I’m confused why Java integer literals default to
int instead of
long. This seems to cause unnecessary confusion.
First, it requires the programmer to adopt a special syntax (append “L” to literals) when assigning a value to a
long that exceeds the maximum
int size (2147483647).
long x = 2147483647; // Compiles long y = 2147483648; // Does not compile long z = 2147483648L; // Compiles
Second, when using the
Long wrapper class, the programmer must always use the
long literal notation as explained in this SO question.
Long x = 250; // Does not compile Long y = 250L; // Compiles
Third, considering that implicit conversion from
int literals to the “narrower” data types (
byte) works just fine in all situations (that I know of), it seems that simply making all integer literals type

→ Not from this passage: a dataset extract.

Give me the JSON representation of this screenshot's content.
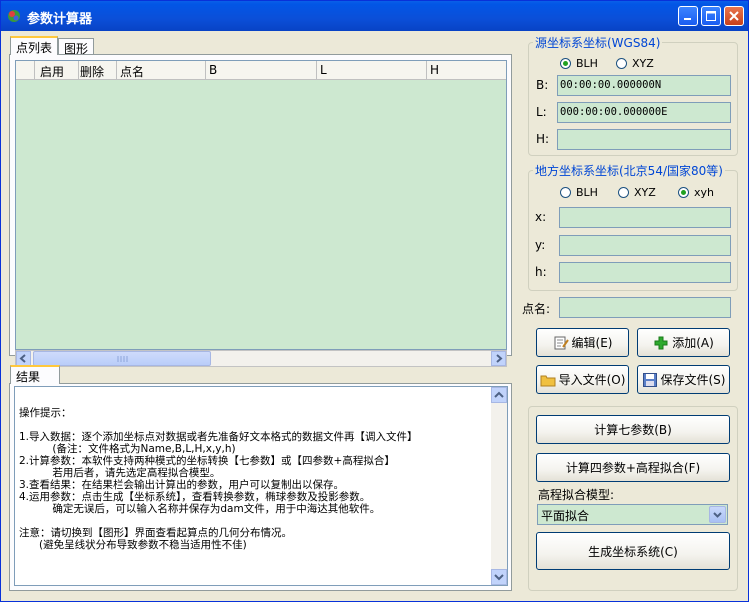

long would have been the obvious solution… right? Wouldn’t this completely remove the need for this odd system of appending “L” to integer literals in special cases?